> ASSIGNMENT: Reproduce the entries that follow precisely, setting aside any images.

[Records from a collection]
■ ■ ■ ■

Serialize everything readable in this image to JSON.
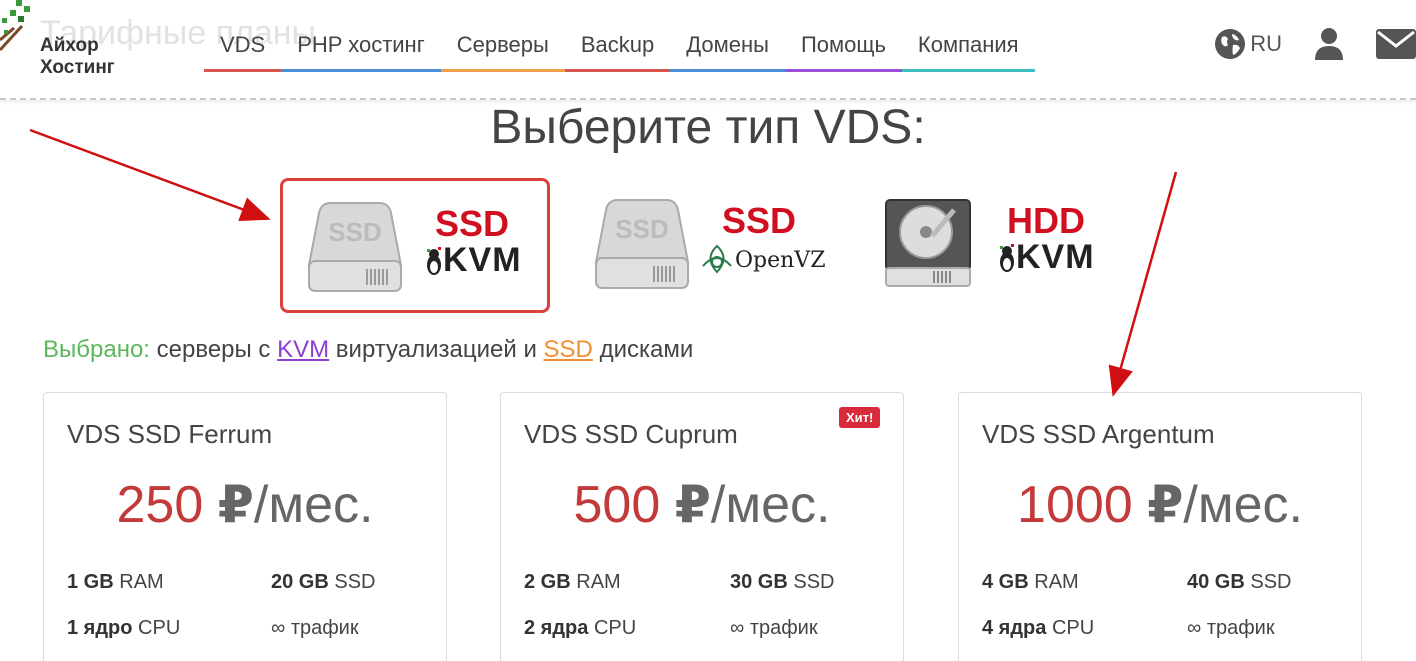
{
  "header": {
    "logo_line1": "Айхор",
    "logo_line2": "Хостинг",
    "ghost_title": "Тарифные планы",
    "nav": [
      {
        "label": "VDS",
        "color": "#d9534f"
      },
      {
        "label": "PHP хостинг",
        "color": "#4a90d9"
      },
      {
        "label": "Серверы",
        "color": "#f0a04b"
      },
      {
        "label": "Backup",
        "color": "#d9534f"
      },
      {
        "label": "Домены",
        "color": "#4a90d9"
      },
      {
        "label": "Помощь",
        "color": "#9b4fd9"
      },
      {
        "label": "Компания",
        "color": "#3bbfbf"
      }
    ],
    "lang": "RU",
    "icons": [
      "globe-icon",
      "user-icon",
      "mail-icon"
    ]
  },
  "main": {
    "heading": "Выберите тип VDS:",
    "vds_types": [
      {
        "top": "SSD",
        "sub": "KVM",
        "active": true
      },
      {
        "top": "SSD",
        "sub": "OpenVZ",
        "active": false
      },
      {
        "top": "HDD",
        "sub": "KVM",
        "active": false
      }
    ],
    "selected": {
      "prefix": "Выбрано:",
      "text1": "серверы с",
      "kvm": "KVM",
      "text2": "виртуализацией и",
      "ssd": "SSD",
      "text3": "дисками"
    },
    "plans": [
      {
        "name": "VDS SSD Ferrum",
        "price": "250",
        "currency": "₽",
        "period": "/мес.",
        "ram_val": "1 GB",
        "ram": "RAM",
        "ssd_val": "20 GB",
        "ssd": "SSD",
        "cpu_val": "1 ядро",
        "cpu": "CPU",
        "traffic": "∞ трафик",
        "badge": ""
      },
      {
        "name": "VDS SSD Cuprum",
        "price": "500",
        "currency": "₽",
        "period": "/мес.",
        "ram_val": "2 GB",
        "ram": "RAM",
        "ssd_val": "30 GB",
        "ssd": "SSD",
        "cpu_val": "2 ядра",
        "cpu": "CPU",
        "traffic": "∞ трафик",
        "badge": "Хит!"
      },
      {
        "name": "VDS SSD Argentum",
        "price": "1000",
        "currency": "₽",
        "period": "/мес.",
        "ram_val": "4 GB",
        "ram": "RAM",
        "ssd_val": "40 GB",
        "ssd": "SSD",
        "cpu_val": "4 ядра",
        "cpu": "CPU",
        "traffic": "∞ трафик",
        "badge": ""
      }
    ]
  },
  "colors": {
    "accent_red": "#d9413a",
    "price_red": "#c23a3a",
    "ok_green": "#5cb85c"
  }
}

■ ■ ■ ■

> RESPONSE FOR THIS EXERCISE:
Serialize everything readable in this image to JSON.
{
  "header": {
    "logo_line1": "Айхор",
    "logo_line2": "Хостинг",
    "ghost_title": "Тарифные планы",
    "nav": [
      {
        "label": "VDS",
        "color": "#d9534f"
      },
      {
        "label": "PHP хостинг",
        "color": "#4a90d9"
      },
      {
        "label": "Серверы",
        "color": "#f0a04b"
      },
      {
        "label": "Backup",
        "color": "#d9534f"
      },
      {
        "label": "Домены",
        "color": "#4a90d9"
      },
      {
        "label": "Помощь",
        "color": "#9b4fd9"
      },
      {
        "label": "Компания",
        "color": "#3bbfbf"
      }
    ],
    "lang": "RU",
    "icons": [
      "globe-icon",
      "user-icon",
      "mail-icon"
    ]
  },
  "main": {
    "heading": "Выберите тип VDS:",
    "vds_types": [
      {
        "top": "SSD",
        "sub": "KVM",
        "active": true
      },
      {
        "top": "SSD",
        "sub": "OpenVZ",
        "active": false
      },
      {
        "top": "HDD",
        "sub": "KVM",
        "active": false
      }
    ],
    "selected": {
      "prefix": "Выбрано:",
      "text1": "серверы с",
      "kvm": "KVM",
      "text2": "виртуализацией и",
      "ssd": "SSD",
      "text3": "дисками"
    },
    "plans": [
      {
        "name": "VDS SSD Ferrum",
        "price": "250",
        "currency": "₽",
        "period": "/мес.",
        "ram_val": "1 GB",
        "ram": "RAM",
        "ssd_val": "20 GB",
        "ssd": "SSD",
        "cpu_val": "1 ядро",
        "cpu": "CPU",
        "traffic": "∞ трафик",
        "badge": ""
      },
      {
        "name": "VDS SSD Cuprum",
        "price": "500",
        "currency": "₽",
        "period": "/мес.",
        "ram_val": "2 GB",
        "ram": "RAM",
        "ssd_val": "30 GB",
        "ssd": "SSD",
        "cpu_val": "2 ядра",
        "cpu": "CPU",
        "traffic": "∞ трафик",
        "badge": "Хит!"
      },
      {
        "name": "VDS SSD Argentum",
        "price": "1000",
        "currency": "₽",
        "period": "/мес.",
        "ram_val": "4 GB",
        "ram": "RAM",
        "ssd_val": "40 GB",
        "ssd": "SSD",
        "cpu_val": "4 ядра",
        "cpu": "CPU",
        "traffic": "∞ трафик",
        "badge": ""
      }
    ]
  },
  "colors": {
    "accent_red": "#d9413a",
    "price_red": "#c23a3a",
    "ok_green": "#5cb85c"
  }
}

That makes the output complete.